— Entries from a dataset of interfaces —
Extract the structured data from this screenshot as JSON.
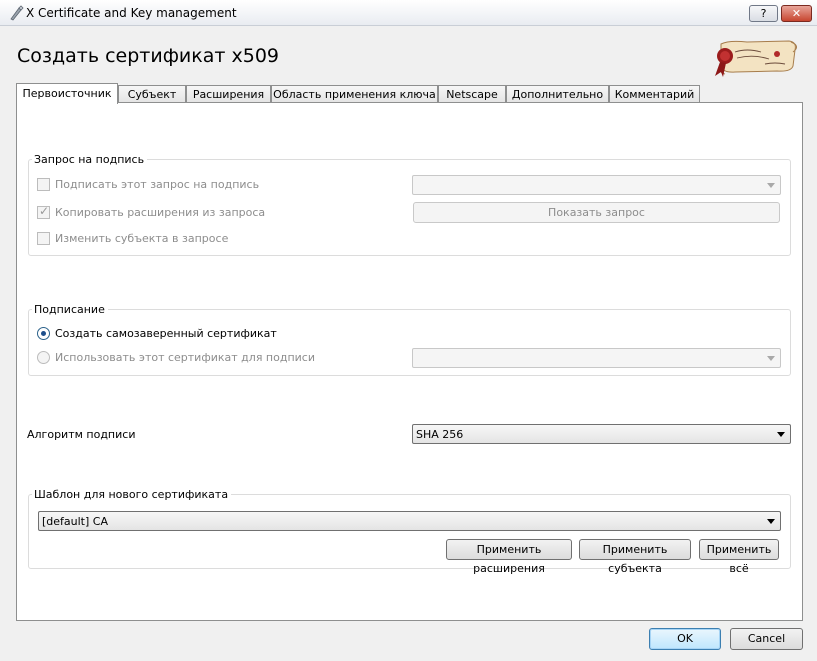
{
  "window": {
    "title": "X Certificate and Key management",
    "help_label": "?",
    "close_label": "✕"
  },
  "page_title": "Создать сертификат x509",
  "tabs": [
    {
      "label": "Первоисточник",
      "active": true
    },
    {
      "label": "Субъект"
    },
    {
      "label": "Расширения"
    },
    {
      "label": "Область применения ключа"
    },
    {
      "label": "Netscape"
    },
    {
      "label": "Дополнительно"
    },
    {
      "label": "Комментарий"
    }
  ],
  "signing_request": {
    "group_label": "Запрос на подпись",
    "sign_request_label": "Подписать этот запрос на подпись",
    "sign_request_checked": false,
    "copy_extensions_label": "Копировать расширения из запроса",
    "copy_extensions_checked": true,
    "modify_subject_label": "Изменить субъекта в запросе",
    "modify_subject_checked": false,
    "request_select_value": "",
    "show_request_label": "Показать запрос"
  },
  "signing": {
    "group_label": "Подписание",
    "self_signed_label": "Создать самозаверенный сертификат",
    "use_cert_label": "Использовать этот сертификат для подписи",
    "selected": "self_signed",
    "cert_select_value": ""
  },
  "signature_algorithm": {
    "label": "Алгоритм подписи",
    "value": "SHA 256"
  },
  "template": {
    "group_label": "Шаблон для нового сертификата",
    "value": "[default] CA",
    "apply_extensions_label": "Применить расширения",
    "apply_subject_label": "Применить субъекта",
    "apply_all_label": "Применить всё"
  },
  "footer": {
    "ok_label": "OK",
    "cancel_label": "Cancel"
  }
}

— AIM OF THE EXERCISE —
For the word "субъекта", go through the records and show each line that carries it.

— RESPONSE TO THIS TASK —
    "modify_subject_label": "Изменить субъекта в запросе",
    "apply_subject_label": "Применить субъекта",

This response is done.